- CMS Administrator Seema Verma recommended HHS not adopt several key Trump administration changes to the Affordable Care Act, according to a now-released internal memo, citing estimates they would result in substantial losses in health insurance coverage and higher costs for consumers.
- In the August 2018 memo to HHS Secretary Alex Azar, Verma recommended against numerous policy proposals the administration has already adopted or is actively considering for the 2020 plan year. These include ending the practice of "silver loading," terminating automatic ACA exchange re-enrollment and changes to how the premium adjustment percentage is calculated that would reduce advance premium tax credits for consumers.
- Taken together, these three actions could result in 1.1 million Americans losing coverage, premium increases and market disruption, according to a CMS internal analysis. In light of evidence they called "damning," House Committee on Energy and Commerce Democratic leaders sent a letter to Azar Friday inquiring into the harmful effects of Trump administration policies.
Though the Trump administration has pushed back against claims of sabotaging the ACA, this internal memo shows top officials knew of potentially harmful effects its policies would have on the law and the insurance market it created.
Multiple congressional committees received a copy of the August 2018 CMS memo as part of their investigation into HHS' role in the Texas v. Azar lawsuit, in which the government is seeking to strike down the ACA. The case is currently under appeal in the Fifth Circuit, where arguments resume July 9.
Democrats wrote to Azar asking why the Trump administration finalized a proposal for the 2020 plan year similar to one that CMS, in the redacted August memo, said would "increase taxes on issuers and consumers" and "cause coverage losses, further premium increases, and market disruption."
"The fact that the Trump Administration would finalize policies despite these serious warnings from CMS is deeply troubling," the Democratic committee chairmen wrote to Azar Friday. "It appears to be part of the Administration’s continuing efforts to sabotage the individual market, undermine the ACA, hinder consumers’ access to comprehensive health care coverage, and weaken protections for people with preexisting conditions."
The memo includes an analysis by the CMS Office of the Actuary finding that ending automatic re-enrollment — a standard practice in employer coverage and Medicare Advantage — would cause 200,000 enrollees to lose coverage in 2020 and 100,000 additional consumers each subsequent year.
Verma also recommended against ending silver loading: a term to describe when payers load premium increases into the popular silver plans in the ACA marketplace to make up for the loss of cost-sharing reduction payments. This boosts the size of the premium tax credits available to people with incomes below 400% of the federal poverty line.
CMS issued a proposed rule in January laying the groundwork to eliminate the practice of silver loading.
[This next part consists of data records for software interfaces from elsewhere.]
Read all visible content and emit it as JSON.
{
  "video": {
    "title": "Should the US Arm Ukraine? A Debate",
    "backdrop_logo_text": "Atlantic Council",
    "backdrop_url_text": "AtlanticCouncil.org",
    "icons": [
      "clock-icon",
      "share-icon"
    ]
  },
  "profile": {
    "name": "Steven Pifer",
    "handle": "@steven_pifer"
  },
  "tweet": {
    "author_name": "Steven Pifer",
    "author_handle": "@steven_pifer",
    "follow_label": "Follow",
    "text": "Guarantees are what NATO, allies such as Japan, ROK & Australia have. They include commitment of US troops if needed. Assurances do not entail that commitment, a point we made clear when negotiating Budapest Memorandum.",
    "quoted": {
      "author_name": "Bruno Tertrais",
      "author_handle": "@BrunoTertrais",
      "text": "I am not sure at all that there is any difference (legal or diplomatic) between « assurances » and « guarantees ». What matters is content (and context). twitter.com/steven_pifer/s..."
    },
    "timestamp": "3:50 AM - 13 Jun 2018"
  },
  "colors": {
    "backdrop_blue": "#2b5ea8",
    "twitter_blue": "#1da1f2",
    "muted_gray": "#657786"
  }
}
However, in the finalized regulation released April 25, the agency did not take action, noting all public commenters supported silver loading as an option to keep the exchanges affordable for consumers.
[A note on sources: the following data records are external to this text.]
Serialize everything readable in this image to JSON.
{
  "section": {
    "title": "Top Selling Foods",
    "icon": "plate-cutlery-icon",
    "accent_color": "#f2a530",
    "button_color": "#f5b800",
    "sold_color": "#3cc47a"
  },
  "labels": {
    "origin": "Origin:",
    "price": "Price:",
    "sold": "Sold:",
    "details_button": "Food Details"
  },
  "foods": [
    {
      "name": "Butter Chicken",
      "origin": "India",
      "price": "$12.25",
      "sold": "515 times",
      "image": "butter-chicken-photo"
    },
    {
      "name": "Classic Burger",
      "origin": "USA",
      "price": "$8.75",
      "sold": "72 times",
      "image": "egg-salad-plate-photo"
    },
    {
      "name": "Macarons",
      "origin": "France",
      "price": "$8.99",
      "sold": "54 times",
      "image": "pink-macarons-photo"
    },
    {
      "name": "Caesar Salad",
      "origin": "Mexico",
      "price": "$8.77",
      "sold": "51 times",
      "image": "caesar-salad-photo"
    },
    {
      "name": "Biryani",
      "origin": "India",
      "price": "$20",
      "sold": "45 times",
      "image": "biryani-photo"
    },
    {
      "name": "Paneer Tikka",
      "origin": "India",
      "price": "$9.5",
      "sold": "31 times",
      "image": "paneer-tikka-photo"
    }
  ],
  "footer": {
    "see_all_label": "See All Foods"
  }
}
In April's final rule, the Trump administration finalized changes to the premium indexing methodology, despite CMS' own objections to the proposed changes. The August memo, sent to Azar eight months before the regulation was finalized, found these changes would result in consumers receiving less in advance payments of the premium tax credits by $980 million in 2020 and over $1 billion for each of the following three years.
Taken in sum, the memo found these three actions could potentially result in "bare counties or states with no subsidized coverage available in 2019 and future plan years."
Since the GOP's failed attempts to repeal the ACA two years ago in Congress, Republican lawmakers and the White House have done their best to chip away at the edges of the law.
HHS cut the open enrollment period for ACA plans, slashed the advertising budget and the number of groups helping consumers navigate the exchanges, halted cost-sharing reduction payments to insurers and expanded access to short-term and association health plans, which experts fear will draw healthy people away from the exchanges and jeopardize the stability of the risk pool.
According to the Urban Institute, a full repeal of the ACA would strip coverage from roughly 20 million people and lead to an 82% increase in uncompensated care, further stressing providers' razor-thin margins and leading to more rural hospital closures.
Democrats on Energy and Commerce are asking Azar to send them an unredacted version of the memo; any Trump administration actuarial, fiscal or economic analyses on the effect of the policies; an explanation as to why HHS finalized changes to the premium index methodology in light of the evidence it could harm consumers; and a list of which policies discussed in the memo are still being considered for implementation.
An HHS spokesperson told Healthcare Dive that the agency had received the letter and that "all congressional inquiries are taken seriously by the department." HHS has until June 27 to respond.